> create edge likes from ( select from User where name='John') to (select from Food where name='Pizza')
> create edge likes from ( select from User where name='Bob') to (select from Food where name='Pizza')
> create edge likes from ( select from User where name='Alice') to (select from Food where name='Sushi')
> create edge likes from ( select from User where name='Alice') to (select from Food where name='Burger')
> create edge likes from ( select from User where name='Kate') to (select from Food where name='Burger')
> create edge likes from ( select from User where name='Daniel') to (select from Food where name='Sushi')

Now our graph should looks similiar to following image.

Current Graph

This screenshot was made using OrientDB Studio visualization tool.

Now queries: What is the most liked food by John’s friends?

> select expand( both('knows').out('likes')) from User where name = 'John'
----+-----+------+------+--------
#   |@RID |@CLASS|name  |in_likes
----+-----+------+------+--------
0   |#14:0|Food  |Pizza |[size=2]
1   |#14:0|Food  |Pizza |[size=2]
2   |#14:1|Food  |Sushi |[size=2]
3   |#14:2|Food  |Burger|[size=2]
4   |#14:2|Food  |Burger|[size=2]
----+-----+------+------+--------

or even agregated?

> select name, count(*)  from (select expand( both('knows').out('likes')) from User where name = 'John') group by name order by count desc, name asc

----+------+------+-----
#   |@CLASS|name  |count
----+------+------+-----
0   |null  |Burger|2
1   |null  |Pizza |2
2   |null  |Sushi |1
----+------+------+-----

Now examples of traversing data:
Find friends of Kate’s up to 3rd level of relation, don’t display my friends on the list:

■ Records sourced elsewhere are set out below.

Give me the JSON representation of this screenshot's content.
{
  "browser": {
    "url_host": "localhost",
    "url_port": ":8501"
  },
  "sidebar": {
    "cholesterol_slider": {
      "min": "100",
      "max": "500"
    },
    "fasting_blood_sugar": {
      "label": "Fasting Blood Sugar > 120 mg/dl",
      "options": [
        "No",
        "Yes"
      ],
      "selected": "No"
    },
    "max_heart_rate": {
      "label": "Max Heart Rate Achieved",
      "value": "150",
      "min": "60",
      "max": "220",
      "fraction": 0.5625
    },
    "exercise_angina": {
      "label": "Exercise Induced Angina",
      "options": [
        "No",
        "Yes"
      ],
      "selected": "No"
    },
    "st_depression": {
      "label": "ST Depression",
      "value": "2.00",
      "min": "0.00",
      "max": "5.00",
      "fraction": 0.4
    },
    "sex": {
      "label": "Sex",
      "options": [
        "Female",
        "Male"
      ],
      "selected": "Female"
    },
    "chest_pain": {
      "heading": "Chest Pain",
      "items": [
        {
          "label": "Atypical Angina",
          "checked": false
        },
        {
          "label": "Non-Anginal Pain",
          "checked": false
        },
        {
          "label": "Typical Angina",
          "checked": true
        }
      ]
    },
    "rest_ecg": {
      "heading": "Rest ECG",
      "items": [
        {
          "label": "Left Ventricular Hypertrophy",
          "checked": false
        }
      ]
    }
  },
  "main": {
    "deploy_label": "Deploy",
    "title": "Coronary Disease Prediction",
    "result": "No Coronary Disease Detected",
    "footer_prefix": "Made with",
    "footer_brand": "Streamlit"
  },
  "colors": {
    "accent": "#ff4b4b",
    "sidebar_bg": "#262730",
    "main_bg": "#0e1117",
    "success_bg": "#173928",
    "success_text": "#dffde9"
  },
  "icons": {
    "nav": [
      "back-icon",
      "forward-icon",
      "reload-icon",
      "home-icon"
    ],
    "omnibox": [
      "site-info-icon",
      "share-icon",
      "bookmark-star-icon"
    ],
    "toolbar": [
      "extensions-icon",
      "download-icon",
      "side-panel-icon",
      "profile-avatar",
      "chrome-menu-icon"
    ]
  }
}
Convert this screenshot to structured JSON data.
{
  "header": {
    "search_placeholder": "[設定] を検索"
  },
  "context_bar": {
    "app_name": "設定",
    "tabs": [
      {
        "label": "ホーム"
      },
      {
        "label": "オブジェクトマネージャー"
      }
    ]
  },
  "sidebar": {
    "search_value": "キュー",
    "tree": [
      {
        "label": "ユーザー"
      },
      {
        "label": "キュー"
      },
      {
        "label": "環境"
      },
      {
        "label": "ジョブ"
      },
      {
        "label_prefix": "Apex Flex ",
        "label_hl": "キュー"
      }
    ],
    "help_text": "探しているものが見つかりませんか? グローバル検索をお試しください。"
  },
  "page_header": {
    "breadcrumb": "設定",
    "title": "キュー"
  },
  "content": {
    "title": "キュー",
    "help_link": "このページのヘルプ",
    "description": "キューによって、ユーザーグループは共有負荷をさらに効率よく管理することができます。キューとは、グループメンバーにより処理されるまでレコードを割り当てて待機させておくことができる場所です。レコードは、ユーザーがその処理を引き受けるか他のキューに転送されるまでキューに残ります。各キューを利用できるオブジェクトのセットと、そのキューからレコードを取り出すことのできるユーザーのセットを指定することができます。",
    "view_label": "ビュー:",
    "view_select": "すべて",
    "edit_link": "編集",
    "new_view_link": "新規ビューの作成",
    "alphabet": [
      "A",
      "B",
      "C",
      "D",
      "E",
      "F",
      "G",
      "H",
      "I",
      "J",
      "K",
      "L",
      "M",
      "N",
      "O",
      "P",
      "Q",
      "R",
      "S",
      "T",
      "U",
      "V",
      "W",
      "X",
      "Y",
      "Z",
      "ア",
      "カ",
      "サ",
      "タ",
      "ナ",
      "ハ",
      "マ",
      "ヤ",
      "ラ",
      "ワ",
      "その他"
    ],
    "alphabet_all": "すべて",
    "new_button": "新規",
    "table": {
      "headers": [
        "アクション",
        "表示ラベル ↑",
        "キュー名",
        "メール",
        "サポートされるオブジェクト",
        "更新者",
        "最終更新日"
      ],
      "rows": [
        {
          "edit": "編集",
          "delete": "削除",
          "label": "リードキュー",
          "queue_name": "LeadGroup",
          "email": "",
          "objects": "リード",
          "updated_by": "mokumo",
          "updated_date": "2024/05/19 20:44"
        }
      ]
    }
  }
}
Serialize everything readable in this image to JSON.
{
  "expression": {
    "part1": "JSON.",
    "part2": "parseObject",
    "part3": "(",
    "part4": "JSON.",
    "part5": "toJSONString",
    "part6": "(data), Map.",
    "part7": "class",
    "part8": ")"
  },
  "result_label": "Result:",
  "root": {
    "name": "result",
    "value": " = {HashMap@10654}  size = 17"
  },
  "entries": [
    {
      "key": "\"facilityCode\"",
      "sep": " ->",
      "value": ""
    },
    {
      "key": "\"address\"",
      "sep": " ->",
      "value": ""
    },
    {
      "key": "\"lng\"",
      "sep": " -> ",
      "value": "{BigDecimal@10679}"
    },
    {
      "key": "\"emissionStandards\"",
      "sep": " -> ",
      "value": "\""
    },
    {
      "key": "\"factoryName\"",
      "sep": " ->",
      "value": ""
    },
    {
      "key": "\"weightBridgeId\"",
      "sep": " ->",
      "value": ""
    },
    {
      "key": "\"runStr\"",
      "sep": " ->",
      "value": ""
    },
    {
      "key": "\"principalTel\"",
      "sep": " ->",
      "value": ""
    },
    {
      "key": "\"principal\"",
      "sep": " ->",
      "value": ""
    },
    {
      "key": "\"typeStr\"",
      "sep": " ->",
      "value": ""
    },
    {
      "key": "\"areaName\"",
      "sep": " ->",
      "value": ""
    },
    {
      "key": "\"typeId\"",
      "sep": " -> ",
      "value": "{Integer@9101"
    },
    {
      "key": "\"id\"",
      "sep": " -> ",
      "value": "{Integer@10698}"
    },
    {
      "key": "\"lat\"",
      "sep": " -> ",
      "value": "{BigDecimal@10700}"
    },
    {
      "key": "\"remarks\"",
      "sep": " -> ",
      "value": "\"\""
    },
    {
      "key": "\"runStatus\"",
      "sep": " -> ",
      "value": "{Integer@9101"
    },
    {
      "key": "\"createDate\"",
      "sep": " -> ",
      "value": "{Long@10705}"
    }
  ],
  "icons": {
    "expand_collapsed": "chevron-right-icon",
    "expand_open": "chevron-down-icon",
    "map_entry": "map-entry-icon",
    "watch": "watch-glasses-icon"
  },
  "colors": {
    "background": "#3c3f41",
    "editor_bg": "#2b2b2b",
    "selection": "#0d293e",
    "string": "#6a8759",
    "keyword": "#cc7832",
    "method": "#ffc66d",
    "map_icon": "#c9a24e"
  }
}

> select name, $depth, $path from (traverse both('knows') from #12:4 while $depth <= 3) where $depth > 1
----+------+------+------+----------------------------------------------------
#   |@CLASS|name  |$depth|$path
----+------+------+------+----------------------------------------------------
0   |null  |Bob   |2     |(#12:4).both[0](#12:0).both[0](#12:1)
1   |null  |Daniel|3     |(#12:4).both[0](#12:0).both[0](#12:1).both[2](#12:3)
2   |null  |Alice |2     |(#12:4).both[0](#12:0).both[2](#12:2)
----+------+------+------+----------------------------------------------------

In result you can see names of friends of Kate’s friends, how long is relation path and entire path itself. I know that examples above are easy and you can think, it works as fast as in Relational database, but trust me - it doesn’t. If you prepare very big database with relations as above and fetch for 10-friends long path, it won’t be much slower, but similiar query can kill almost every RDBS.

I know it’s only tip of the iceberg in topic of OrientDB, but I hope I raised your curiosity and you find some time to learn more about this wonderful database.

There are topics not covered in first article, and which I plan describe later: - use Java API from Scala code, - TinkerPop blueprint, - TinkerPop gremlin (including gremlin console and directly from scala code) - maybe something more… any advices in comments are welcome :)

In the next article I will show you how to use OrientDB from Scala code.

Greedy to learn more?
- Official Documentation
- Udemy VideoCourse
- TinkerPop - the most known Graph Tools
- Solving Problems with Graphs - wonderful presentation


Picture from Graph Theory section is from http://www.w3.org/TR/rdf11-primer

You like this post? Want to stay updated? Follow us on Twitter or subscribe to our Feed.